Our trainees review webinars in their given fields and share abstracts to help colleagues outside their discipline make an informed choice about watching them. As our program bridges diverse disciplines, these abstracts are beneficial for our own group in helping one another gain key knowledge in each other’s fields. We are happy to share these here for anyone else who may find them helpful.
Douglas H. Kelly, PhD
Bobby Jones Chiari & Syringomyelia Foundation
Cerebral spinal fluid (CSF) flows in perivascular spaces (PVSs) (spaces around the vasculature) and plays a role in clearing the brain of metabolic waste. If the waste is not cleared efficiently it can result in brain damage and Alzheimer’s Disease. To study how CSF flows, dye can be injected into the cisterna magna (CSF space) of live mice and imaged to see how the CSF moves within the PVS. Gadolinium tracer can also be injected into humans and its flow can be imaged using MRI. With mice, a cranial window can be implanted so the brain is visible from the outside. The CSF flows from outside the brain into the PVS, which is called CSF influx. Microsphere’s injected into the mice become visible through the cranial window, making it possible to study the flow of CSF within the PVSs.
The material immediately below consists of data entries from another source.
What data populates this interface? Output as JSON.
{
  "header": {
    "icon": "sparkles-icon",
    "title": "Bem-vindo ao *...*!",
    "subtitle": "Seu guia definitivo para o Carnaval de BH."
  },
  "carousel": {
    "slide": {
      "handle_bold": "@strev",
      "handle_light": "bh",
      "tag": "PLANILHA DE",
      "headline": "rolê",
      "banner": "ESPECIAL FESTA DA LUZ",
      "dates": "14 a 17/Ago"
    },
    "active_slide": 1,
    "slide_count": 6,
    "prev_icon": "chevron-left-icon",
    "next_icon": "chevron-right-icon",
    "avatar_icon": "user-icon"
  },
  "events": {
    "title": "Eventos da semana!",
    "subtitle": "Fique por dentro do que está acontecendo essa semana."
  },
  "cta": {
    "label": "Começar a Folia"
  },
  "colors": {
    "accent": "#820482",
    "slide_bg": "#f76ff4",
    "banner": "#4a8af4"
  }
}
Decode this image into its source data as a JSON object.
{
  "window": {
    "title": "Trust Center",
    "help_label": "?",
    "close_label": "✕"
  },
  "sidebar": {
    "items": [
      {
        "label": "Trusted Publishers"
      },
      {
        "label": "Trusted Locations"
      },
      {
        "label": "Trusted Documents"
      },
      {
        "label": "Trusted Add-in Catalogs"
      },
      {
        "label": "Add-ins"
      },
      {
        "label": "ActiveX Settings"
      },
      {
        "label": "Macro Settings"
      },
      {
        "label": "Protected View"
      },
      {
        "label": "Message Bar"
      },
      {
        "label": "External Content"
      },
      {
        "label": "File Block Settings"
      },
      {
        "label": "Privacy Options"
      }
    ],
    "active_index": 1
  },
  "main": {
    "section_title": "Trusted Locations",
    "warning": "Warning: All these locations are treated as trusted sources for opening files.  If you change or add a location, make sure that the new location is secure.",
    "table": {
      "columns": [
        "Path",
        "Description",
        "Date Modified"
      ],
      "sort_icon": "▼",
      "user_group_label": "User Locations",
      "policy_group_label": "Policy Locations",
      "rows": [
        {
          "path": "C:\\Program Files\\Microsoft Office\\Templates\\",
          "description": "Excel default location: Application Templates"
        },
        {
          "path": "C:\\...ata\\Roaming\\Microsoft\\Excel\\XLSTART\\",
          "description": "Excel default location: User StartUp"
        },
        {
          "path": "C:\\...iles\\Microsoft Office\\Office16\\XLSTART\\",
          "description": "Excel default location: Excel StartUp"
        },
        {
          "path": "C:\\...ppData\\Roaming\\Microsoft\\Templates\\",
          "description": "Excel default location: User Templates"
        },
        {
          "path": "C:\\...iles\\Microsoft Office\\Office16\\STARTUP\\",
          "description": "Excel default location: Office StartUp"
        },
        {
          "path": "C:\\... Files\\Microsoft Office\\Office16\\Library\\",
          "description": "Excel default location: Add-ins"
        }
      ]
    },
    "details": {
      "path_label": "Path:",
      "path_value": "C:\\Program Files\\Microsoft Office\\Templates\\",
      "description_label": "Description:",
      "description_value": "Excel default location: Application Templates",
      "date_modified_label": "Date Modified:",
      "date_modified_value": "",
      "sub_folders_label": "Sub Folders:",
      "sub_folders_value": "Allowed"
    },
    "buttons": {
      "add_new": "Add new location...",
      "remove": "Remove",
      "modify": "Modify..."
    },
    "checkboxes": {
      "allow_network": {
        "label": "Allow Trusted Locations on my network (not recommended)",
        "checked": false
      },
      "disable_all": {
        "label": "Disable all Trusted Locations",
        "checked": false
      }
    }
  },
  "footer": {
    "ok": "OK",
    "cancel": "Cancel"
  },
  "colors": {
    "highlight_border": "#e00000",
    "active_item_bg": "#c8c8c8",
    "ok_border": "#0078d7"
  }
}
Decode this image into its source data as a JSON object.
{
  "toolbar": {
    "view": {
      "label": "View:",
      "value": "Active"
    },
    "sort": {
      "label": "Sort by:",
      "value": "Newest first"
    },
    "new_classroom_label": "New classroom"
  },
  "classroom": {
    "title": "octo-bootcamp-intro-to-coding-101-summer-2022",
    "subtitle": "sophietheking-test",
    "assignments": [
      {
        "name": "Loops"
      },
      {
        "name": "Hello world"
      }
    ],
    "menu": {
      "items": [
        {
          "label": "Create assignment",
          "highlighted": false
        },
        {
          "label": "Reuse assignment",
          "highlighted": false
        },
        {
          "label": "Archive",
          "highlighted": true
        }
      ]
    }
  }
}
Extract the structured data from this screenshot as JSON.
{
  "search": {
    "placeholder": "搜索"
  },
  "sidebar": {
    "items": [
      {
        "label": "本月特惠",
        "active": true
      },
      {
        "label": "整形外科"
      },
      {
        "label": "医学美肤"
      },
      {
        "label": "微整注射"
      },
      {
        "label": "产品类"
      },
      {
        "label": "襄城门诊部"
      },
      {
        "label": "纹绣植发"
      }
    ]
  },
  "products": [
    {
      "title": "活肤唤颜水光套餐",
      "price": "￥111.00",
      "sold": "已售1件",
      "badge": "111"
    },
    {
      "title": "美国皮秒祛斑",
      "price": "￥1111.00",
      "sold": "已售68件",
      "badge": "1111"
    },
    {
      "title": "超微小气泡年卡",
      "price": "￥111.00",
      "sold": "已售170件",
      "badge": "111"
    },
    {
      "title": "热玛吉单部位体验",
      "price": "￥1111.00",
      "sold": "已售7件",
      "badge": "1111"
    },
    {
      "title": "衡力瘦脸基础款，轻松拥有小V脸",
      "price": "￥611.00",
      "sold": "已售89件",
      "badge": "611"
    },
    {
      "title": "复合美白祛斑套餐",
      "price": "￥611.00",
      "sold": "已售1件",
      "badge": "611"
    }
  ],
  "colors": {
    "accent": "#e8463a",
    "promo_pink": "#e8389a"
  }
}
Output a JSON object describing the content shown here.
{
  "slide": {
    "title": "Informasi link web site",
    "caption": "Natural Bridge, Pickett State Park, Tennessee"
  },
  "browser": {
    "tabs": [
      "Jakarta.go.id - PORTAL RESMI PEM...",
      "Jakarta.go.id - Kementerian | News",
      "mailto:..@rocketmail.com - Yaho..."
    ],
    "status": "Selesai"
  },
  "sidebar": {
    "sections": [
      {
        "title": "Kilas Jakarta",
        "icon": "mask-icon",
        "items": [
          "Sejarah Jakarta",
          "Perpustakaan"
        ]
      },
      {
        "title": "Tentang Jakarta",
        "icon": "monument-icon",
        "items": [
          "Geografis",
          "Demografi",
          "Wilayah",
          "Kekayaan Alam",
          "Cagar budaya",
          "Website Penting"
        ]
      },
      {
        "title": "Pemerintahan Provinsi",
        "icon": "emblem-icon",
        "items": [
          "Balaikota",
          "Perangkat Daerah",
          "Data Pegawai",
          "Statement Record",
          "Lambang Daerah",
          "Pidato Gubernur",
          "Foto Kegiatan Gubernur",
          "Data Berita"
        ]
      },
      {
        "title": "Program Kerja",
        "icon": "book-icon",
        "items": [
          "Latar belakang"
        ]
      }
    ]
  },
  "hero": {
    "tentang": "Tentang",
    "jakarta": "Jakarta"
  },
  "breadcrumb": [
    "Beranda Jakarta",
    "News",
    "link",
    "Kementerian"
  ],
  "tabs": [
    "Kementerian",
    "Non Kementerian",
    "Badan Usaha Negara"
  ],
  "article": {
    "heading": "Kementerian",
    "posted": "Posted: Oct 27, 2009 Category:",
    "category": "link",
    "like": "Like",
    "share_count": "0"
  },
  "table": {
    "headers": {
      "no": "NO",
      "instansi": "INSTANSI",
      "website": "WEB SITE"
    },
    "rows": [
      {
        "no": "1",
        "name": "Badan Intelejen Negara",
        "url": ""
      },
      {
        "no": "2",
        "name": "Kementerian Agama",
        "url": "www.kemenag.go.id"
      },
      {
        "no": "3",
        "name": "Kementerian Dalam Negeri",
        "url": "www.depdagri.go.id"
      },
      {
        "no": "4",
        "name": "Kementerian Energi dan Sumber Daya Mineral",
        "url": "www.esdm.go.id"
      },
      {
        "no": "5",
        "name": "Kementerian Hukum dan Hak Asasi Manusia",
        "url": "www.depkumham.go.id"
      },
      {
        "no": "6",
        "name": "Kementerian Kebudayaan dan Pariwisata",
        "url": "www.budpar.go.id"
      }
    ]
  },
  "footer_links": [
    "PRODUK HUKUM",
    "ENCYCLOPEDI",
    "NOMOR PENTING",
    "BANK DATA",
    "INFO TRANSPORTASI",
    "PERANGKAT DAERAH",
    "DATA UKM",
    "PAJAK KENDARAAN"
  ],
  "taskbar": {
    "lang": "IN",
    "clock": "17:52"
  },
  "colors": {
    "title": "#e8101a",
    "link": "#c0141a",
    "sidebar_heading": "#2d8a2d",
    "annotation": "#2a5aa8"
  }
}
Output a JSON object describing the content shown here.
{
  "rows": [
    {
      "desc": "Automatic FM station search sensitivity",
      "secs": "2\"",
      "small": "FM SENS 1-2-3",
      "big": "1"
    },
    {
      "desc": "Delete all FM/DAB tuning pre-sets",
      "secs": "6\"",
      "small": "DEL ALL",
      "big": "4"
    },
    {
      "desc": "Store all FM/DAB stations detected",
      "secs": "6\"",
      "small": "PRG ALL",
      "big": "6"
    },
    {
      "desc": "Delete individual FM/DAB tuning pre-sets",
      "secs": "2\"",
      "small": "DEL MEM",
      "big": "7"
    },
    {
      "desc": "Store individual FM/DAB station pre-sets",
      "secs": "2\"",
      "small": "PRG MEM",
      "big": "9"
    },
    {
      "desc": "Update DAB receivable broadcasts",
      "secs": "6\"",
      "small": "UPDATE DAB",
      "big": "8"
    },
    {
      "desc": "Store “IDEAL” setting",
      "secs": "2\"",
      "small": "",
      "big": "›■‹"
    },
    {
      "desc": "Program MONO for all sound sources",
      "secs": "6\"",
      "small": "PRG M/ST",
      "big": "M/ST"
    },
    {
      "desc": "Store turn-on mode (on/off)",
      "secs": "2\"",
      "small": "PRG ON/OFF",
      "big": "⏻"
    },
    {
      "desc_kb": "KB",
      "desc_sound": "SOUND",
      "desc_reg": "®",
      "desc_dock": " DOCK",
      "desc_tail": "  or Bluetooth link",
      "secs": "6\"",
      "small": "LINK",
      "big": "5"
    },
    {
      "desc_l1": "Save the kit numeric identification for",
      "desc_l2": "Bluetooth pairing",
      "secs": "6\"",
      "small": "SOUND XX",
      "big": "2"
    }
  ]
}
The CSF in the PVS flows in the same direction as the blood. When the flow velocity is plotted over time, it shows the velocity is fast at narrow spaces and slower at bifurcations, when PVSs branch from going one direction to two. The flow has a Reynolds number that is low, indicating laminar flow. This flow is important because amyloid beta (a commonly studied metabolic waste thought to contribute to Alzheimer’s) move more by fluid flow than by diffusion.
To find out what causes the CSF to pulse, heartbeats and respiration were correlated with the CSF flow velocity within the PVS. The heartbeat was correlated more with the pulsation of the CSF than respiration, so pulsation of the adjacent artery walls might cause PVS CSF to flow. The speed of the arterial wall pushing against the PVS correlated with the flow velocity of the CSF.
This normal healthy flow can be compared to CSF flow when there is a high blood pressure, which causes arteries to flex and stiffen against the blood. Angiotensin II was a drug used on the mice to increase their blood pressure, which resulted in the arteries changing their motion, which resulted in the slowing down of the flow in the PVS. Not only was the flow slower, but the CSF sometimes flowed in the backwards direction. This is important because high blood pressure is known to be associated with an increased risk of Alzheimer’s disease and this may provide a mechanism for why and a potential target for treatments.
I think this seminar was great because it connected a potential mechanism for how high blood pressure can possibly lead to Alzheimer’s disease by studying the glymphatic system. I hope we will soon have data not only on mice but on humans, so the evidence is clearer in how it relates to human health. There is also still the question that needs to be answered on how short-term high blood pressure compares to chronic high blood pressure when the glymphatic system is disrupted. Also, I would want to know more about how this disrupted flow contributes to disrupted clearance of metabolic waste.